BEGIN Dataset entries

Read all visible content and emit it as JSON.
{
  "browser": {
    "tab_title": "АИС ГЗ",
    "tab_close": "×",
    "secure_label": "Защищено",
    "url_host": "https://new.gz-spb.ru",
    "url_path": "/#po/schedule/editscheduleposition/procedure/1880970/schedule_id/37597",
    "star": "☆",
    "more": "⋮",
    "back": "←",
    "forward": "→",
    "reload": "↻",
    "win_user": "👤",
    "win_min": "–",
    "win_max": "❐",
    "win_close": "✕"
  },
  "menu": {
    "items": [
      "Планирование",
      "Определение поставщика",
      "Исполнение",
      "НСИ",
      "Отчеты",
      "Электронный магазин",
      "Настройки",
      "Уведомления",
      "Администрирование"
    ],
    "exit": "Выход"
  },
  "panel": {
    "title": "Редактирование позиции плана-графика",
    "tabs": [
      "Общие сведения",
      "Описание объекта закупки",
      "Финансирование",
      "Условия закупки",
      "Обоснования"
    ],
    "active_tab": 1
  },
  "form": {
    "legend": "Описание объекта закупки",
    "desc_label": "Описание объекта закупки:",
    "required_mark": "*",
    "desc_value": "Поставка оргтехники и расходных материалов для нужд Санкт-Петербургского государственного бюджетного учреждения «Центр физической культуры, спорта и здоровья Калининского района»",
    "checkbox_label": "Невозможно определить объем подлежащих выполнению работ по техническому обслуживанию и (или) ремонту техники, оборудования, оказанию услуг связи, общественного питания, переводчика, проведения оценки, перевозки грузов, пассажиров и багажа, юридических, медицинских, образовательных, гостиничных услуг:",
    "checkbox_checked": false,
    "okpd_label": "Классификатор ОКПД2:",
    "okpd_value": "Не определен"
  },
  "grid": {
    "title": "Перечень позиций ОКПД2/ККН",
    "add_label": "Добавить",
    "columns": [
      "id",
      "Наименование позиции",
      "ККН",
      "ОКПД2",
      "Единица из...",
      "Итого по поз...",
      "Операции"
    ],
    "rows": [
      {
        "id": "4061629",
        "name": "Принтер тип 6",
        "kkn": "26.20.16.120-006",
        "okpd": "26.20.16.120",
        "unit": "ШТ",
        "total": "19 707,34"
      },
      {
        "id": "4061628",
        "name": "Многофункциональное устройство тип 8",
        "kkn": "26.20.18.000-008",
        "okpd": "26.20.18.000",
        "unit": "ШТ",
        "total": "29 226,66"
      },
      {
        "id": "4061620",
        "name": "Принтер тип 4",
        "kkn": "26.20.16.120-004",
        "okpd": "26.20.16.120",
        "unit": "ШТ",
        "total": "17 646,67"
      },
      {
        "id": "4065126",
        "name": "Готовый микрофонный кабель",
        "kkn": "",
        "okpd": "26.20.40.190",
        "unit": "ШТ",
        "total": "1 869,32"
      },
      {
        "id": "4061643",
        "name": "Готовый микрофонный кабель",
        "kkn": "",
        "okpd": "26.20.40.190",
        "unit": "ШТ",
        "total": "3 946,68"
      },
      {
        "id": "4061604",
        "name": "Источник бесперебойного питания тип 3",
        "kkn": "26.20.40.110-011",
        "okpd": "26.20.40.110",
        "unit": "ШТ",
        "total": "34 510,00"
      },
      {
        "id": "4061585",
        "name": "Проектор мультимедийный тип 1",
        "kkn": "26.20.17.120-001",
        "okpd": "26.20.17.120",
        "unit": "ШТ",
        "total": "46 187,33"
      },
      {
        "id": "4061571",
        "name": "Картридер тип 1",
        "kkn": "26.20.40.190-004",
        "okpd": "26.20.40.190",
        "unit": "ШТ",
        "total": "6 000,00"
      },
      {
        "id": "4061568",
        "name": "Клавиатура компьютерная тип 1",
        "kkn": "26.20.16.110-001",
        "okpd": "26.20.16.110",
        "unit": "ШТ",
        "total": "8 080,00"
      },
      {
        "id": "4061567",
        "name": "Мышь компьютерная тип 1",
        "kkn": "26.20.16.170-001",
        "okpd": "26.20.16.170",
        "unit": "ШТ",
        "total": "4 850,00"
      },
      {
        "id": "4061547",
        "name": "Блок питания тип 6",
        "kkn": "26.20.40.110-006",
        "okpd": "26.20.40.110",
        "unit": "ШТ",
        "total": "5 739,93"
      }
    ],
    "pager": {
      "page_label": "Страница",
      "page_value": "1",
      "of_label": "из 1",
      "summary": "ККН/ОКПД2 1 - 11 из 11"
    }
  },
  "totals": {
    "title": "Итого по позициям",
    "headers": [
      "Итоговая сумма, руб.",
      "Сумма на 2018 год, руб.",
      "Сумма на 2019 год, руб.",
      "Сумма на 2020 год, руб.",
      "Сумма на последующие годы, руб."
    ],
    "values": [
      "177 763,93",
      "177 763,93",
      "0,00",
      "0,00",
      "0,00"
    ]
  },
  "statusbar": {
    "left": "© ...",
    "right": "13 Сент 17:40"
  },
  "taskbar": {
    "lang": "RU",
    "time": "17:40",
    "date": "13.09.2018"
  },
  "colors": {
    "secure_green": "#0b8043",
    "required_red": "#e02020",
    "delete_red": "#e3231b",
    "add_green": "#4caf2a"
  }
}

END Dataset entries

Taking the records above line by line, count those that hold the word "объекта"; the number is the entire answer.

3